The NAPVAWC monitoring and evaluation framework provides further information for twenty-one additional government entities that are responsible for aspects of the plan, but neither CSA, nor even child protection, receives specific mention in available national-level budget documents analyzed for those entities. For example, the latest batch of Medium-Term Expenditure Estimates, for FY 2023–24, fails to reference CSA across numerous entities called out in the NAPVAWC, such as the Ministry of Primary and Mass Education (and Secondary and Higher Education Division), the Ministry of Social Welfare, or the Ministry of Youth and Sports. When issues related to child protection are mentioned specifically, they are too general to be directly attributed to responding to CSA. For example, the Law and Justice Division makes note of contributions to “Women and children repression prevention tribunals” and “Strengthening capacity of judicial system for child protection in Bangladesh.” While each of these government entities may be contributing toward preventing and responding to CSA, the scope of those contributions and their trajectory is obscured by the lack of available budgeting information.

Key Findings

If the state of child marriage in Bangladesh is taken as a proxy, albeit imperfect, for the country’s efforts to prevent and respond to CSA, there is much progress to be made, particularly in terms of changing cultural perceptions. As Masuma Billah, program head for gender justice and diversity at BRAC, noted regarding child marriage, “People don’t understand the brutality of the child marriage, because within the culture it is accepted.” Moreover, Bangladesh’s government institutions are yet to develop the approaches needed to ingrain the perspectives of victims in policymaking and response: “The institutions are not ready. . . . In institutions, the child-level perceptions are absent.” Given the range of forms that CSA can take beyond child marriage and the limited availability of data on such abuse, Bangladesh faces a multi-layered challenge. 

“The institutions are not ready. . . . In institutions, the child-level perceptions are absent.”

Masuma Billah, program head for Gender Justice and Diversity at BRAC

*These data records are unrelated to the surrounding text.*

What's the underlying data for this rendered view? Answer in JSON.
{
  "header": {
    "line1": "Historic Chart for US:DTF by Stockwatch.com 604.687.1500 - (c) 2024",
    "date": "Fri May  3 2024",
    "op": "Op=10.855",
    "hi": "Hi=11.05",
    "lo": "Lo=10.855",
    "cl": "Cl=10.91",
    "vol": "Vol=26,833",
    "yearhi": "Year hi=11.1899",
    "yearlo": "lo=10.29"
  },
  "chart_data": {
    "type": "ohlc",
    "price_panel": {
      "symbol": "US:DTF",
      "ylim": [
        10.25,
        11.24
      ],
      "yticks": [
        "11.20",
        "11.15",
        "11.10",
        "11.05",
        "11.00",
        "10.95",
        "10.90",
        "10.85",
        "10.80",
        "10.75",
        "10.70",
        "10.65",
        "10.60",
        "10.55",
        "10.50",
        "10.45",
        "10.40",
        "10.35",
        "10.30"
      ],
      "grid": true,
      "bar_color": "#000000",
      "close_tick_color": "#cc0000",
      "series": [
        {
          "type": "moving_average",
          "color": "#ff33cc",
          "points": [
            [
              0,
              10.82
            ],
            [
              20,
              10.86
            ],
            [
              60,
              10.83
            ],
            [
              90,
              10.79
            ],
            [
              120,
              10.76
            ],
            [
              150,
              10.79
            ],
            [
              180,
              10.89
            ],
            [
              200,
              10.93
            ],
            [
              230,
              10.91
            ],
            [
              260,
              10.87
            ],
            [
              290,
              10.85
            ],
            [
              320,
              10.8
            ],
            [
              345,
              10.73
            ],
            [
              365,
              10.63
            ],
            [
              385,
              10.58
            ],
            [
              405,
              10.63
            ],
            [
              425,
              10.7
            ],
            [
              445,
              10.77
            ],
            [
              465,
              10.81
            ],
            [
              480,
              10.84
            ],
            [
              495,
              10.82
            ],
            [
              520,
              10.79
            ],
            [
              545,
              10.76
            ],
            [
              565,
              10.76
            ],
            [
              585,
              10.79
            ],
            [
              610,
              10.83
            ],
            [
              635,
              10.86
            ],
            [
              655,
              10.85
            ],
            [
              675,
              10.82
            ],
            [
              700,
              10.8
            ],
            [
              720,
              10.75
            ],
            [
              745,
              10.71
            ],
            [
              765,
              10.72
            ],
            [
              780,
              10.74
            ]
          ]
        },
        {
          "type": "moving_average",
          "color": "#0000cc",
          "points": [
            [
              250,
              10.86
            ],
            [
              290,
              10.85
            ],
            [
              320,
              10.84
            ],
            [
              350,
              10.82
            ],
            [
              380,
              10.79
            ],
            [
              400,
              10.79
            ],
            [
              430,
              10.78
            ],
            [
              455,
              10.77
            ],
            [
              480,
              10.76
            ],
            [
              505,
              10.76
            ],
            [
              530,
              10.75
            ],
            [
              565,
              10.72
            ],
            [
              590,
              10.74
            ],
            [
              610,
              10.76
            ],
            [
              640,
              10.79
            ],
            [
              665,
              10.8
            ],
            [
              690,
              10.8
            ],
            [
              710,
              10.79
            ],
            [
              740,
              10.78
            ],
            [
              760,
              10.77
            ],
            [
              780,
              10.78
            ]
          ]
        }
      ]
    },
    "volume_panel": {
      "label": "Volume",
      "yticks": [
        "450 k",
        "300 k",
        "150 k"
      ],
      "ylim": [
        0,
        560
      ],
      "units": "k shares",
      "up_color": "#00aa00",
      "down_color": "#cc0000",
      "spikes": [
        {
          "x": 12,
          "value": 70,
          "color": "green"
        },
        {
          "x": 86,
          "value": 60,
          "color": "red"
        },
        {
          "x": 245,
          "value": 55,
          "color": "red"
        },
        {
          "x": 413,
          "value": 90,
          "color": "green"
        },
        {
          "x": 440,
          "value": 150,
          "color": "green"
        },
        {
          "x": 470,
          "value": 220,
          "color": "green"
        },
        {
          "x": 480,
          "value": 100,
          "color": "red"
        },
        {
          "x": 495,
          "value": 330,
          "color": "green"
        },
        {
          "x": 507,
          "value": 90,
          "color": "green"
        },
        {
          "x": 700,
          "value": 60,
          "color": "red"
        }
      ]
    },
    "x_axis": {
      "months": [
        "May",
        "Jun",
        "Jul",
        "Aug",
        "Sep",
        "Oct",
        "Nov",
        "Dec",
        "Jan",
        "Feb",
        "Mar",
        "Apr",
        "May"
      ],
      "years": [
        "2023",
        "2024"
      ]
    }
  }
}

While Bangladesh has invested resources into developing comprehensive action plans across areas such as violence against women and children and ending child marriage, outlining which government entities bear responsibility for leading the charge against CSA, the lack of identifiable budget commitments at the national level makes progress on these issues appear more theoretical than tangible. The absence of specific budgeting figures associated with the country’s premier plan related to CSA, the National Action Plan to Prevent Violence against Women and Children, 2018–2030, and the lack of clear budget allocations to this end within the budgets of most related government entities make it difficult to assess whether strategic plans are also translating into strategic action. In the case of child marriage, Bangladesh’s most recent action plan, covering 2018 to 2030, would better communicate the government’s commitment to the issue if accompanied by budget allocations (even if projected) in the short and medium term to clarify not only which government entities will respond but the extent of resources they will have to do so. Ultimately, these commitments could then be clearly identified in national annual budget documentation to help establish a clear line among strategic visions, responsible parties, established objectives, committed resources, and, hopefully, verifiable progress.